Smith: So you said you’d name names…
Berk: I’ll name names. The list is segmented into the six categories I gave you. Start with site analytics, since it’s the most important. My list includes Omniture, WebSideStory, and NetIQ.
Smith: NetIQ — maker of WebTrends?
Berk: Yes. People are surprised to see NetIQ on there, but its product has really made some great strides in the past six months, whether you’re running a small site or a large, complex one. Still, Omniture is my top pick. I probably wouldn’t put Coremetrics on the list unless I was doing high-end consumer retail and could get the company to give me a real break on price.
Smith: What exactly does site analytics include? What are these tools supposed to do?
Berk: Site analytics is not, contrary to popular opinion, about reporting traffic data — or reporting anything else, for that matter. It’s all about helping you marry your metrics (the 5 Ss), so that you can discover opportunities to improve the site.
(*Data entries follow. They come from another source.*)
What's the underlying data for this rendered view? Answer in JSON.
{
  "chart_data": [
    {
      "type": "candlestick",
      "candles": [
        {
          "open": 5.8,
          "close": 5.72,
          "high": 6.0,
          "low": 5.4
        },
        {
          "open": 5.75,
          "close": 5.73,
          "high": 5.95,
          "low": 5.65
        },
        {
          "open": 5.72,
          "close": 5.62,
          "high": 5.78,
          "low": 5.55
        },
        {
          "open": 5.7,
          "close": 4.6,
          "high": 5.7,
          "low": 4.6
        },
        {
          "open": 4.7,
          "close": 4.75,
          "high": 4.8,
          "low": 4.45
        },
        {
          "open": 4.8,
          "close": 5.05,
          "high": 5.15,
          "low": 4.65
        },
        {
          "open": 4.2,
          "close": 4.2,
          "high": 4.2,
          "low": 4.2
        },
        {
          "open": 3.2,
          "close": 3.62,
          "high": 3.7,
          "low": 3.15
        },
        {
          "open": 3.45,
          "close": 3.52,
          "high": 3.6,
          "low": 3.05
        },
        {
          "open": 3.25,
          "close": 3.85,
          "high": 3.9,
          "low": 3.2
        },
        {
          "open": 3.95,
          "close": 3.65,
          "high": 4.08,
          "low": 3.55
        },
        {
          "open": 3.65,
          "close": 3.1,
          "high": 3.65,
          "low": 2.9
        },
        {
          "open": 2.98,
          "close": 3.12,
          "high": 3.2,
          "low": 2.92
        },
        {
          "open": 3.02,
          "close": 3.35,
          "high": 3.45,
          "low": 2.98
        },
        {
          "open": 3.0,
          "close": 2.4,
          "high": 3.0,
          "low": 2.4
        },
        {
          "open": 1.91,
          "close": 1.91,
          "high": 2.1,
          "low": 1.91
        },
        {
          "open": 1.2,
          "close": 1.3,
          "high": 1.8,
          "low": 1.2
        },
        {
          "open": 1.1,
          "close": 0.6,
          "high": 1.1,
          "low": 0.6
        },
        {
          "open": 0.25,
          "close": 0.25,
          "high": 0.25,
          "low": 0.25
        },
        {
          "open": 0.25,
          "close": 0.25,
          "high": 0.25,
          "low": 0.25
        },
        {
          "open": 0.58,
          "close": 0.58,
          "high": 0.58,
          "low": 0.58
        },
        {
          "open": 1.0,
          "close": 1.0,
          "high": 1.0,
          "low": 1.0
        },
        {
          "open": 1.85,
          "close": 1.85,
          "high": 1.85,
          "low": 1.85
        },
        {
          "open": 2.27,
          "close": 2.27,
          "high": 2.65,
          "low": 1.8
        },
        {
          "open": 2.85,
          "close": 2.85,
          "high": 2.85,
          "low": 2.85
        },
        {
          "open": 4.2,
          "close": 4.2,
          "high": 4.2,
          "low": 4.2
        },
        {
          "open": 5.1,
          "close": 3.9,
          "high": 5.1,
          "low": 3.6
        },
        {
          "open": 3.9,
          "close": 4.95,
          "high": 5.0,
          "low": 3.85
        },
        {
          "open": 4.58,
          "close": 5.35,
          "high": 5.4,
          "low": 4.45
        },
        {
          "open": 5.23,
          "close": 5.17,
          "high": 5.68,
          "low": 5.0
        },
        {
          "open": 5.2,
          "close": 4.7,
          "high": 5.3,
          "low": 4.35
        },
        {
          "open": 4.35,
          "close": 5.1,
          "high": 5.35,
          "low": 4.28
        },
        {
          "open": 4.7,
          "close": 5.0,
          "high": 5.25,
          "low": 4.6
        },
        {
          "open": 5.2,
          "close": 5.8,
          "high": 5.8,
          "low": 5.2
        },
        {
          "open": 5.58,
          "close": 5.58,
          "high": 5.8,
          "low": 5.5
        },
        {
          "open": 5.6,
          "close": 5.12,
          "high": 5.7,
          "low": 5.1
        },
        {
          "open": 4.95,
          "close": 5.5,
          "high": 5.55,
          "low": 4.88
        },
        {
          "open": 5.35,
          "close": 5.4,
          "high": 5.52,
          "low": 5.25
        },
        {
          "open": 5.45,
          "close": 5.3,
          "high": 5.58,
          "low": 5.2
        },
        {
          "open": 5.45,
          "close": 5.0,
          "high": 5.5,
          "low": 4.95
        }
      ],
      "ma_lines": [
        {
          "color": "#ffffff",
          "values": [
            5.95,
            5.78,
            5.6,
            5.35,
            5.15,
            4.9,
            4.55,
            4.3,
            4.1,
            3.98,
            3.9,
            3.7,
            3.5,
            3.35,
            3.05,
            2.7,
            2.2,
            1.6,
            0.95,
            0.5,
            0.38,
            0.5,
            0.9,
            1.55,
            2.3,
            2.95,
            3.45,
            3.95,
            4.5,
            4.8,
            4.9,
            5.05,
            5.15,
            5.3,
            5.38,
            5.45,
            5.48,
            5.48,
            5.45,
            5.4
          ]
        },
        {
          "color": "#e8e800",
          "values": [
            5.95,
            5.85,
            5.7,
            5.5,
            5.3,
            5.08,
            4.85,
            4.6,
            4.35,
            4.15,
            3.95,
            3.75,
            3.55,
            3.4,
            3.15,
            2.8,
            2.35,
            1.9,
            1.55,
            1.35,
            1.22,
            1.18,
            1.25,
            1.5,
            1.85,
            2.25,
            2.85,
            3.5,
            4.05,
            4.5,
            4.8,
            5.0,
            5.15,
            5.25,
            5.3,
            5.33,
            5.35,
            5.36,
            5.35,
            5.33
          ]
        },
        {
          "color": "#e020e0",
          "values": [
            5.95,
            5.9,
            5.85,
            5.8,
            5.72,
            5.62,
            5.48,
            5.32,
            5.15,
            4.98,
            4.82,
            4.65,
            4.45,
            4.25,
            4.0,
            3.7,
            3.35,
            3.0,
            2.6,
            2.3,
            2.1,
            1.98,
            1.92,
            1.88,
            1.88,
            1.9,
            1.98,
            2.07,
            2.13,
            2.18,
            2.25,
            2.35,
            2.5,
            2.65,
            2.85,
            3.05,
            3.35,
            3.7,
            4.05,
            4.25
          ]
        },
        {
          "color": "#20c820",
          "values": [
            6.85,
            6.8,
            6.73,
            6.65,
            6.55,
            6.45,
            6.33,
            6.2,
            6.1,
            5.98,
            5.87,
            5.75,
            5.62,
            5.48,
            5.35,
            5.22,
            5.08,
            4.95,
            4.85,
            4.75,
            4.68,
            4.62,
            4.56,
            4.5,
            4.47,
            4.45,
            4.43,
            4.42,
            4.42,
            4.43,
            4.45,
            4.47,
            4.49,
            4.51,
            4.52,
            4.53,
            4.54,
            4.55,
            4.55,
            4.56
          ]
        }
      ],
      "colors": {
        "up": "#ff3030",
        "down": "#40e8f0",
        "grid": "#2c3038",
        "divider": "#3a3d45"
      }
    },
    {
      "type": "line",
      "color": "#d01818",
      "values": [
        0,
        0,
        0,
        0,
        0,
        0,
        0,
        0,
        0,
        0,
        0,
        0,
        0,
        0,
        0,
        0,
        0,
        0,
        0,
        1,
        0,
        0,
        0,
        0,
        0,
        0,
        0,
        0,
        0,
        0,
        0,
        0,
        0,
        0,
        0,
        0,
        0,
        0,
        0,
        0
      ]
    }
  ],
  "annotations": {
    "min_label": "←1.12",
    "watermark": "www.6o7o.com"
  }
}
Smith: What’s next?
Berk: The next category is a survey tool. I might build this in-house. But also on the list are companies like BizRate, ForeSee Results, and Insight Express. You might choose a vendor if you either need to conduct many surveys or if you need a specific kind of survey (e.g., customer satisfaction). But it’s not too hard to build for the basics.
Smith: And it’s possible to use manual intervention to merge your survey data with your other customer data.
Berk: Next is a panel-based usability testing service. Vividence or Insight Express can help out here. Still, many of my clients fare wonderfully well with a simple usability lab. A few grand and two spare offices are all you need to start learning. To test new functionality, you really need feedback from actual users.
Next time we’ll learn Berk’s picks for the final three categories of Web measurement tools. We’ll also hear why he feels strongly that ASP solutions are the way to go.